What we need as we approach these October elections are two or at most three presidential candidates who will fire the people’s imagination and rekindle their hope for a better and brighter future—a future in which we, following the example of those who want to lead us, will be focused on one thing only—a united, highly developed and more prosperous nation, Liberia.
How do we get two or, at most, three presidential candidates? Each such candidate must convince his or her supporters on the need for all of them to look very hard for coalitions that they should join, or even take the initiative, for the sole purpose of reducing to not more than three, the field of presidential candidates. The aim here is to minimize the multiplicity of presidential candidates, so that we Liberians may take ourselves seriously, and that the world, too, may also do the same—believe that we are serious about these elections.
We must prove that we are capable of reducing the field to not more than two or three presidential candidates.
Let us face it: most of these parties know that they cannot hope to get anywhere. Most of the presidential candidates in the 2011, and even the 2005 elections, got nowhere. So what was the point of running? Only to waste their own and, more particularly, the Liberian people’s time?
Remember that in the 2011 elections, there were roughly 16 presidential candidates. But as Kenneth Y. Best indicated in his book, The Evolution of Liberia’s Democracy, only four of them proved worthy of mention—Unity Party’s Ellen Johnson Sirleaf, the winner; Congress for Democratic Change’s Winton Tubman; Prince Johnson’s National Union for Democratic Progress; and Charles Brumskine’s Liberty Party.
“Most of the remaining presidential candidates in the 2011 elections performed dismally,” Mr. Best said in his book. Hardly any of them received more than 0.3 percent or 0.5 percent of the vote – a total waste of their own and the Liberia people’s time.

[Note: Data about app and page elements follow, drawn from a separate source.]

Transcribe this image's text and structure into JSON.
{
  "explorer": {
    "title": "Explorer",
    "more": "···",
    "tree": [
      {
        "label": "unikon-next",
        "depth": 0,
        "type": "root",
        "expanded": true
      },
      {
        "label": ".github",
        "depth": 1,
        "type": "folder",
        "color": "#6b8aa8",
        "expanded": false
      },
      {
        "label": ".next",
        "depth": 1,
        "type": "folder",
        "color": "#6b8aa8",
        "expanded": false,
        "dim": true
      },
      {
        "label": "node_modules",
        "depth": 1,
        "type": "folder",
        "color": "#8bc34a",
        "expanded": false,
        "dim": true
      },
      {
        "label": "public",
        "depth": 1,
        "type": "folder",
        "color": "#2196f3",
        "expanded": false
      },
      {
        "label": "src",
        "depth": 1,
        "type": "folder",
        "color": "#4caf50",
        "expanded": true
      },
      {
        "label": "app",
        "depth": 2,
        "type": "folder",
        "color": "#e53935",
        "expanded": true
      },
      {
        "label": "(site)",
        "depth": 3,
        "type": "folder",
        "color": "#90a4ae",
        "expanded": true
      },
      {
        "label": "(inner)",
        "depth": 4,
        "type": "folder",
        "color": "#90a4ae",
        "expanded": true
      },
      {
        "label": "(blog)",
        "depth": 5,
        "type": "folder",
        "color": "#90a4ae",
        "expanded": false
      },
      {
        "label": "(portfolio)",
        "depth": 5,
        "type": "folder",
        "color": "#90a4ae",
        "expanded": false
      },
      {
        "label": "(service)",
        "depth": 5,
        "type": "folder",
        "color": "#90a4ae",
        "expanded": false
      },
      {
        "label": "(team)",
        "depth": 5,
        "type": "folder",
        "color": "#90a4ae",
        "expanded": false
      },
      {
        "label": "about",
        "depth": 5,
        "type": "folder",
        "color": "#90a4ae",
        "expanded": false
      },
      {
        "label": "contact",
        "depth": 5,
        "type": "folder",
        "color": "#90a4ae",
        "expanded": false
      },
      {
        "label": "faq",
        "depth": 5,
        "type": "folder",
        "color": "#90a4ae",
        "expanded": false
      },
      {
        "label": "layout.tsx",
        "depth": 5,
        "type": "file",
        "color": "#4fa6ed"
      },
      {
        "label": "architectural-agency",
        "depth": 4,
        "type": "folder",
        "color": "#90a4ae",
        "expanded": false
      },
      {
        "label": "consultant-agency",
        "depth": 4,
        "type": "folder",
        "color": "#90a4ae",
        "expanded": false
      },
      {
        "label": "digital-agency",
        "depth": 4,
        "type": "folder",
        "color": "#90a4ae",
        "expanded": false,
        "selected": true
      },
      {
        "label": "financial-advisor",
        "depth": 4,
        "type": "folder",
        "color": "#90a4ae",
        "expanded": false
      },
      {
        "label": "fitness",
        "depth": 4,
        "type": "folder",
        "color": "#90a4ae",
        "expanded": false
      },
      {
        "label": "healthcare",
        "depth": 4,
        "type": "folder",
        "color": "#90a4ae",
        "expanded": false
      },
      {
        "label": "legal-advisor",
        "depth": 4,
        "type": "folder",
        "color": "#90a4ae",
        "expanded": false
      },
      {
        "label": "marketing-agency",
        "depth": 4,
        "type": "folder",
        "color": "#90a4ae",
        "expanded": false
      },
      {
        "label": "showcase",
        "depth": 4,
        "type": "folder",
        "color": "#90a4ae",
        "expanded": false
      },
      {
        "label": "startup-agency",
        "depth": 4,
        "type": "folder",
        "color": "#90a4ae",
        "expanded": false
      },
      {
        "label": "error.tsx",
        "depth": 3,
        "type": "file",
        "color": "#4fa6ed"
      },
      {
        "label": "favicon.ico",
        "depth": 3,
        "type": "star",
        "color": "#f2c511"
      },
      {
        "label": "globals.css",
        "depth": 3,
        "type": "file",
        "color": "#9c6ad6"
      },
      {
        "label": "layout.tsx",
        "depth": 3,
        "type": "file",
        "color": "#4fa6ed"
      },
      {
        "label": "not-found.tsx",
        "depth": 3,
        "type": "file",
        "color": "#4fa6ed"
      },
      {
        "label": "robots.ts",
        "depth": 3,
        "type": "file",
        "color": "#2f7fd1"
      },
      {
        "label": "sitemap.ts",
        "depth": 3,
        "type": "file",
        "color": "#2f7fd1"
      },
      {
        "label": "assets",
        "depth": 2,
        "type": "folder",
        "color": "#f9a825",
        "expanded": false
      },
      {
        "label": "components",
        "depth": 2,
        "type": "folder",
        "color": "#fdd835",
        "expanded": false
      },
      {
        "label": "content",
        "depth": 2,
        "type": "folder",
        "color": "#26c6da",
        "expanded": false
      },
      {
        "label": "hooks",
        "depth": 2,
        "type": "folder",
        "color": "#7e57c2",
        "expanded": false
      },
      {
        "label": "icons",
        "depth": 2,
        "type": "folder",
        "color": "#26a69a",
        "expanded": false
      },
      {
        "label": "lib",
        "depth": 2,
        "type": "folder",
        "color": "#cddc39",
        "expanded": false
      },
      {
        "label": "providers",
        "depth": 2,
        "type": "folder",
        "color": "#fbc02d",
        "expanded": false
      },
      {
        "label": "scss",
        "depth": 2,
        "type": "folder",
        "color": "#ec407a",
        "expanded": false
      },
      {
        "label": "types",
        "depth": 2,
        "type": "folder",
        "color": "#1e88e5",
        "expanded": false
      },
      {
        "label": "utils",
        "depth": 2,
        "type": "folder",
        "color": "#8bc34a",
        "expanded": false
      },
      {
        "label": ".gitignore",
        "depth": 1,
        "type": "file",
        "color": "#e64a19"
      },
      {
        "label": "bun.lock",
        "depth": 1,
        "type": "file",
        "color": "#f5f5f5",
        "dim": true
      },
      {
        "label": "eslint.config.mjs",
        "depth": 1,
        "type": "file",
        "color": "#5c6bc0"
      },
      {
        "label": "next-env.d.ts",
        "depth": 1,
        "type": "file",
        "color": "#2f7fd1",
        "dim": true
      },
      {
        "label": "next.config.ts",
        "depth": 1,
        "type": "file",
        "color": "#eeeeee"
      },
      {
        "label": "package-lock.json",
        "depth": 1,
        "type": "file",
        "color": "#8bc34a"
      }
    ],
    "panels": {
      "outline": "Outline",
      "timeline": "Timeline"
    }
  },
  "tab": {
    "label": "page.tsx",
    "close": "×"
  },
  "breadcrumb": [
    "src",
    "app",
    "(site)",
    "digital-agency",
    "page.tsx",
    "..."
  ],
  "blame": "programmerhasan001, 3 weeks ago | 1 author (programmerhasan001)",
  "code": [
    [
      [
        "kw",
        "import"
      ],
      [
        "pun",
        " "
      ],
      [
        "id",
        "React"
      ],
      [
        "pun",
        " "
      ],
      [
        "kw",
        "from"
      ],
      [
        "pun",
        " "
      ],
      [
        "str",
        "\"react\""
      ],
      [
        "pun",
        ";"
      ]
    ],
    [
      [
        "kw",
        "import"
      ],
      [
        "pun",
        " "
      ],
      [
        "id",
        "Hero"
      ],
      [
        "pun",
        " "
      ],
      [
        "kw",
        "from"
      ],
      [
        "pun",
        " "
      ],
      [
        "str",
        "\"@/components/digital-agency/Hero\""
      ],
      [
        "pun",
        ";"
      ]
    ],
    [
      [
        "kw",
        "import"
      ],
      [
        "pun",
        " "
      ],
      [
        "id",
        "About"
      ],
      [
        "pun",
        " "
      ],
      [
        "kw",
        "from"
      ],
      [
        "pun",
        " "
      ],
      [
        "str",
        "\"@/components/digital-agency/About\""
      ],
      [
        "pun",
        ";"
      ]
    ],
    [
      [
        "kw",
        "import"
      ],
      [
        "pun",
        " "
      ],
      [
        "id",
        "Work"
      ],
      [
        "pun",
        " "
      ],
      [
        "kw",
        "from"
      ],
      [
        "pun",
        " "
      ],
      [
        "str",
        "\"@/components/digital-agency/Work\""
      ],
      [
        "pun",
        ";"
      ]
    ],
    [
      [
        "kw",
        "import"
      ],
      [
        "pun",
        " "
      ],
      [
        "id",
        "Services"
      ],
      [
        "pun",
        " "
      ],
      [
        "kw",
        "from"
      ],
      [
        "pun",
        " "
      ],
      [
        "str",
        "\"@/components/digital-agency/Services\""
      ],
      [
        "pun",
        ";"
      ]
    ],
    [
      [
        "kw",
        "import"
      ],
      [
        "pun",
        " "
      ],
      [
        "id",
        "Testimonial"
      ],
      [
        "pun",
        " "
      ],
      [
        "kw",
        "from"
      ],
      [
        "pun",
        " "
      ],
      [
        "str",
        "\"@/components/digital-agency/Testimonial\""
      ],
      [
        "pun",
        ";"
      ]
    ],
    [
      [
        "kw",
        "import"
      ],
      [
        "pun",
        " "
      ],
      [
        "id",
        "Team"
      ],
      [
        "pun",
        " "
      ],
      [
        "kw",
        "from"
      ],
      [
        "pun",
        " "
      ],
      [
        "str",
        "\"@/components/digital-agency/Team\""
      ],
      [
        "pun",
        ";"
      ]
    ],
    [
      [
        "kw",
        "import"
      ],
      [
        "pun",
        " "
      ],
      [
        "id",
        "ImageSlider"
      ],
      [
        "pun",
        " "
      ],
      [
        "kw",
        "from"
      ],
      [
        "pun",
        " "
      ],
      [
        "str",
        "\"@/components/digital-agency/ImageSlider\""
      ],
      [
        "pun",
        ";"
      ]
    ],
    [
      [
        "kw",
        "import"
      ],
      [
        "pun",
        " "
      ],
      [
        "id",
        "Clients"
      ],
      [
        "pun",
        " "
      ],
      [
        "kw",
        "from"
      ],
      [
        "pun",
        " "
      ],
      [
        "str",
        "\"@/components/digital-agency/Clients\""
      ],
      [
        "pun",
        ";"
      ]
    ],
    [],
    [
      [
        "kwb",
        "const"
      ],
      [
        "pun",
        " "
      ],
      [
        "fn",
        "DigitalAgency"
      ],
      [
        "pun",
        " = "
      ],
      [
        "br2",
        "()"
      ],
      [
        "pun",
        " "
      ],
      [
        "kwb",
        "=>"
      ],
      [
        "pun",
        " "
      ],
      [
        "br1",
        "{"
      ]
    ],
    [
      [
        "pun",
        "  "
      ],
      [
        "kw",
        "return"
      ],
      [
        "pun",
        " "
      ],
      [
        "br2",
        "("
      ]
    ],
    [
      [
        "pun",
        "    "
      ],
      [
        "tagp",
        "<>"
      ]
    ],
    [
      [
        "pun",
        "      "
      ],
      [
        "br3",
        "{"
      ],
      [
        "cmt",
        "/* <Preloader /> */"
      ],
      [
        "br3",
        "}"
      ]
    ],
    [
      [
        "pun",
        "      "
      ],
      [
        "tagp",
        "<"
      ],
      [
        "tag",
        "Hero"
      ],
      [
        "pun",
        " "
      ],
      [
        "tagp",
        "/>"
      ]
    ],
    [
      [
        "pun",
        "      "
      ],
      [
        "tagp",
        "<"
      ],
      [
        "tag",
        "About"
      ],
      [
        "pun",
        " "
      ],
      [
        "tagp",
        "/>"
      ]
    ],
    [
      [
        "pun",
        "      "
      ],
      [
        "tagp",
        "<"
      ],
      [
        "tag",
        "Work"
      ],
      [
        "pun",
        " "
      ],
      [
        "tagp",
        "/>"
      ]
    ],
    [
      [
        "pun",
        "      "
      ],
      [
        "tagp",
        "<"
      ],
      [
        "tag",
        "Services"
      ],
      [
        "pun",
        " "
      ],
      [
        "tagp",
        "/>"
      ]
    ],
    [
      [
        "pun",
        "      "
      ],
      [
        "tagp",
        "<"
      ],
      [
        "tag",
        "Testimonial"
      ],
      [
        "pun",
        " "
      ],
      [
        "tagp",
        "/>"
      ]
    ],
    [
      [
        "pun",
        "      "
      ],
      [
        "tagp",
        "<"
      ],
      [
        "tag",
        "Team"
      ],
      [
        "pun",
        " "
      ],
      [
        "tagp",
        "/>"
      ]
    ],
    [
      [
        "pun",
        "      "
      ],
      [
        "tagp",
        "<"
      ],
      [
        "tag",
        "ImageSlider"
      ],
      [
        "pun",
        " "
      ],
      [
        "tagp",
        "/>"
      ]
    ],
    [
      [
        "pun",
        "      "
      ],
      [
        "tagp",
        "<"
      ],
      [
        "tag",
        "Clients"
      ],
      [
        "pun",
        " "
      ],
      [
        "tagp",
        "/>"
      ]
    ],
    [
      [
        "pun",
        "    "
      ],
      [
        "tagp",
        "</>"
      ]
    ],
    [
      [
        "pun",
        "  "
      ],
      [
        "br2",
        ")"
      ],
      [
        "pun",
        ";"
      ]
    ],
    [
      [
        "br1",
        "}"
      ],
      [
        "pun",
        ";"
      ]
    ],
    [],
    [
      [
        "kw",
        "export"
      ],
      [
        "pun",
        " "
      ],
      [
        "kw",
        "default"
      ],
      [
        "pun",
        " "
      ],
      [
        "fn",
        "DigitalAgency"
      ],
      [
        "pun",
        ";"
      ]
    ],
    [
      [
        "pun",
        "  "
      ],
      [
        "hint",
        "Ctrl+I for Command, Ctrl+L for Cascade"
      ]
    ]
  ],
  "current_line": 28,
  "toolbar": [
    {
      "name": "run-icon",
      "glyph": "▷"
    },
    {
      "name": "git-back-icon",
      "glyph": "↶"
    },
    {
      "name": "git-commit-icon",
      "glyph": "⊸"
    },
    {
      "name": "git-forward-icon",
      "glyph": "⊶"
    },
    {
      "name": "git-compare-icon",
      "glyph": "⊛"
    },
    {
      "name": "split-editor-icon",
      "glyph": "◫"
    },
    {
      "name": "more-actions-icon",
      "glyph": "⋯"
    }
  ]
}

So what was the point of running?
We pray that all presidential candidates so far will see reason to join forces with one another and reduce the running field to not more than three candidates to save their time and money and prove their patriotism by working to unite the country in the coming elections.